GHC professor part of exclusive program
by Cheree Dye
Jun 17, 2014 | 991 views | 0 0 comments | 12 12 recommendations | email to a friend | print
Georgia Highlands professor Thomas Harnden, among 14 professors statewide, completed the Governor’s Teaching Fellow for the 2014 Summer Symposium Program. Held at the University of Georgia in May, the program provides higher-education instructors the opportunity to broaden skills in teaching and utilizing technology in the classroom.

The No. 1 thing I gained from the experience is that the process of teaching and learning is not universal and that the process should be contextualized to better serve the population of students who attend the various institutions all over Georgia. By applying new techniques of classroom and institutional analysis, we can increase student success,” Harnden said.

Former Gov. Zell Miller began the Governor’s Teaching Fellow in 1995 with the idea of equipping educators at both public and private higher-education institutions with the tools to remain current in their use of technology and the latest teaching techniques.

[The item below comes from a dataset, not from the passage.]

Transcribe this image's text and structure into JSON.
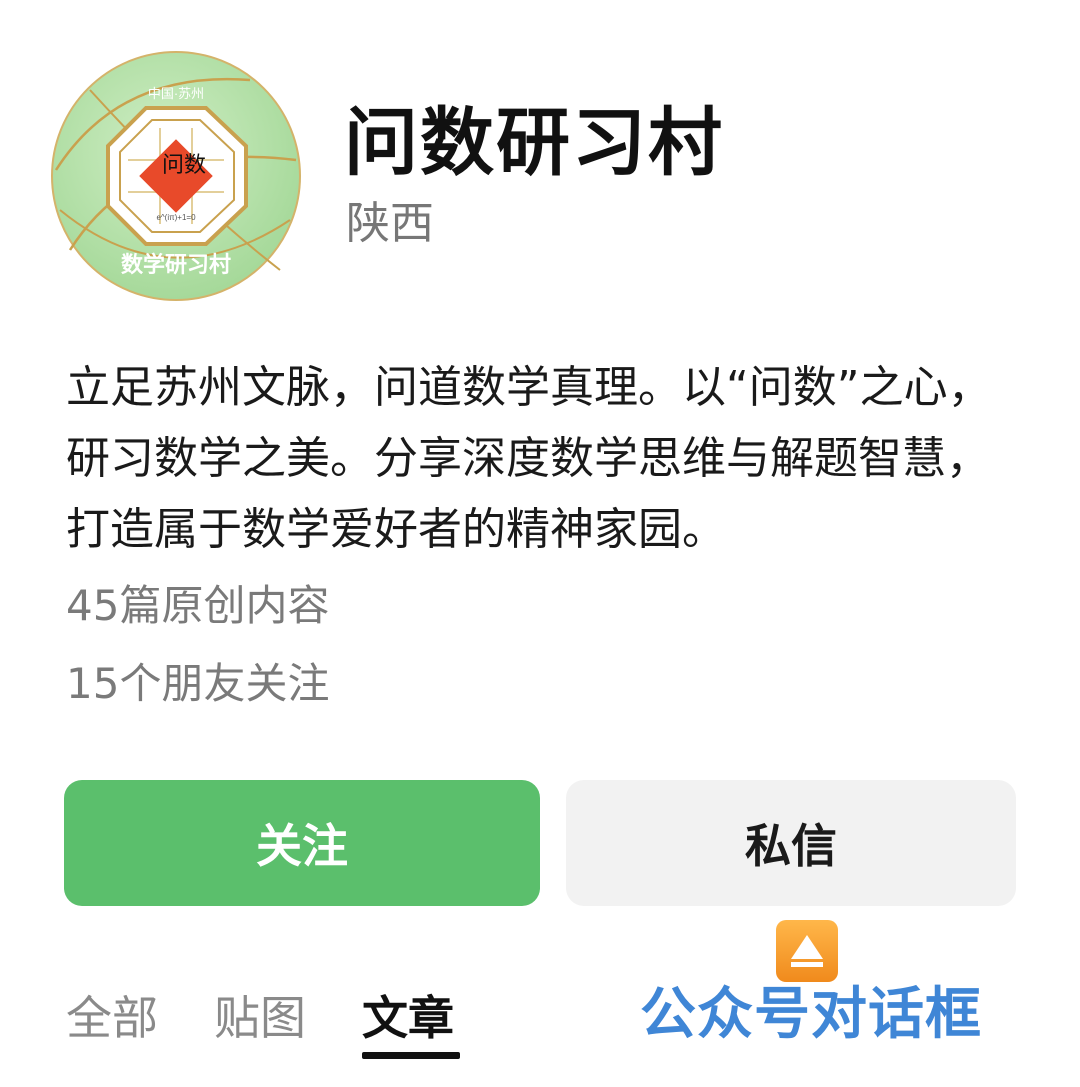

“[The] GTF program is ... an opportunity for educators to exchange ideas as well as learn new and innovative ways of teaching,” Harnden said. “The objective of the program is to have fellows go out and help ‘educate the educators’ regarding issues in higher education as well as new ways of approaching the art of instruction.

“If educators engage in reflection regarding our practice(s) as well as reflect on the biographies and lived experiences of our

students, then we can make more informed decisions that will create a meaningful learning experience.”

During the two-week symposium, most of the exercises focused on moving away from traditional lectures and using methods that encouraged higher student engagement, Harnden said.

­A popular exercise is “flipping the classroom.” GTF participants explored various ways to reverse the normal processes of the classroom.

Harnden’s application of the concept was food insecurity, which is the decreased ability to access quality food. Harnden said normally he would define food insecurity and then list the primary factors that may affect a family’s ability to access food. However, in a flipped classroom the professor would have the students research the concept before class and then in class the students would be divided into groups and have each group identify the different social, political, economic and educative dimensions that affect food insecurity in the U.S. Using this flipped method puts the onus on the students to gather information and critical analyze the meaning of the concept.

Laura Musselwhite, interim vice president for academic affairs at GHC, said, “It is important for educators to expand their experience because the sharing of concepts across different disciplines demonstrates how learning is interconnected. Everyone can learn from others with different perspectives.”

Various aspects of technology were explored during the program.

“We learned how to develop short podcasts that can be used for online classes in order to add a more human touch as well as give quick lectures on concepts that are more difficult for students to grasp. We also discussed the use of Skype, Facetime and Collaborate to reach students who may feel isolated and need help with their studies, or for advising. In essence, we discussed both current forms of offering classes as well as the various classrooms of the future,” Harnden said.

The greatest satisfaction as an educator Harden said is witnessing the personal transformation education brings.

“Over the last 22 years of teaching I have seen students increase their ability to think deeply, critically and become more productive citizens. The largest challenge I face is not being able to help 100 percent of my students recognize their full potential. I firmly believe that every single one of my students has the ability to achieve their goals and aspirations.”